I once read an article by a woman who boarded a bus in New York City.  She had overslept, and, as a result, started the day on the wrong foot.  Naturally, things continued to go badly at work. Additionally, her bus home was late and jam-packed.  She said, “I was ready for a triple dose of Mylanta and a six-pack of Tums.”

Then she heard a deep voice from the front of the bus: “Beautiful day, isn’t it!”  She could not see the man to whom the voice belonged, but he maintained a commentary as they drove along.  He talked about the spring greenery, the beautiful church windows, the children romping in the park, the stately old firehouse, the lush cemetery lawn.
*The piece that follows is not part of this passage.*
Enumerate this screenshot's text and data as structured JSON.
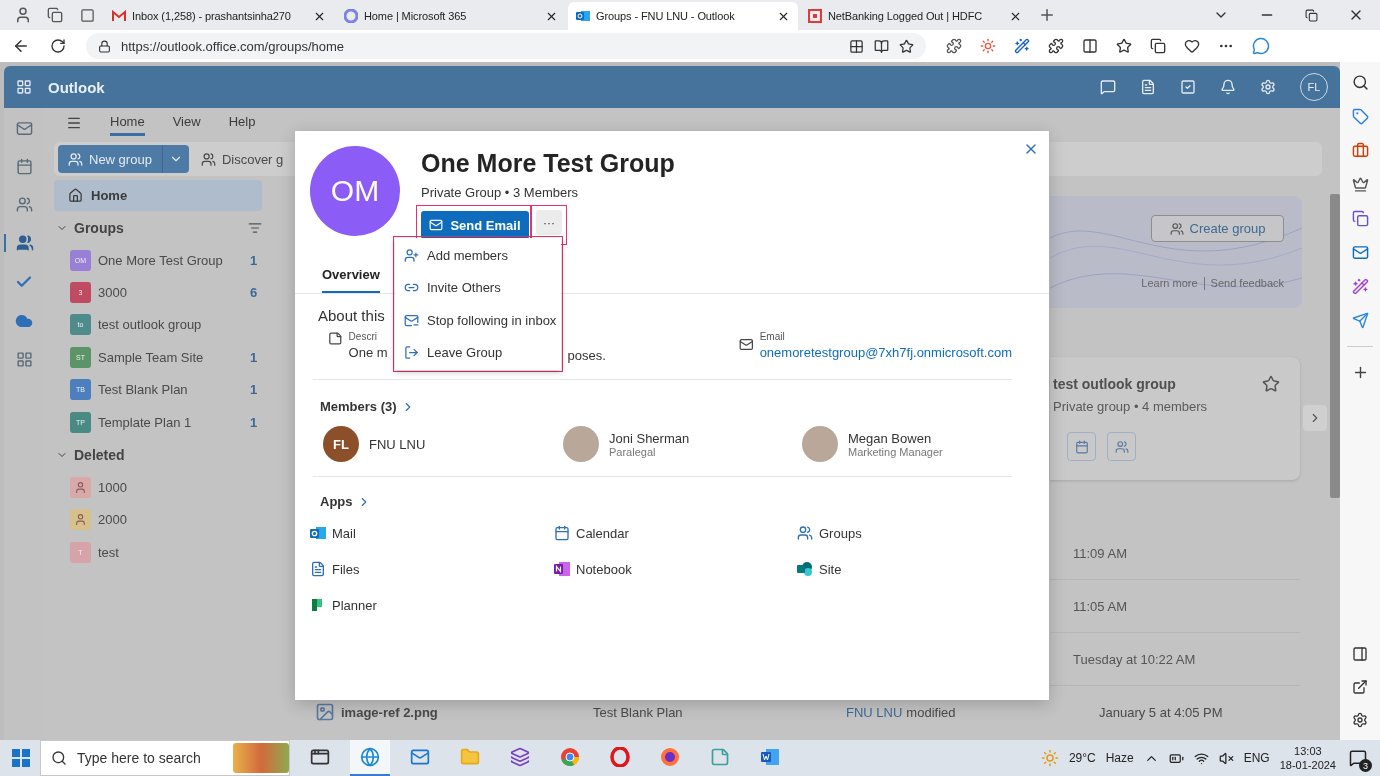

She said, “Something happened as he talked.  People began to glance out the windows.  They began to sit a little straighter.  They began to smile.”  She said, “When we reached my stop, I got a glimpse of our self-appointed ‘guide.’  He was a plump, bearded man, wearing dark glasses and carrying a white cane.  I stepped off the bus and, suddenly, all my built-up tensions drained away.  God had sent a man who could scarcely see, to help me see that, when all seems dark and dreary, it still is a beautiful world.  His beautiful world!  God’s beautiful world!”

Let’s let God transform us so that, as happened in this morning’s reading, when we come back down from our mountain top experience and run smack dab into life’s realities, our batteries are fully charged and we can handle it, because that’s the nature of life—highs, lows and a lot of in betweens.

God’s recharging beauty is in the dirt, the grass, the trees, the sky, the oceans, lakes, rivers and in our friends. We have but to be still, listen, look and appreciate.  Amen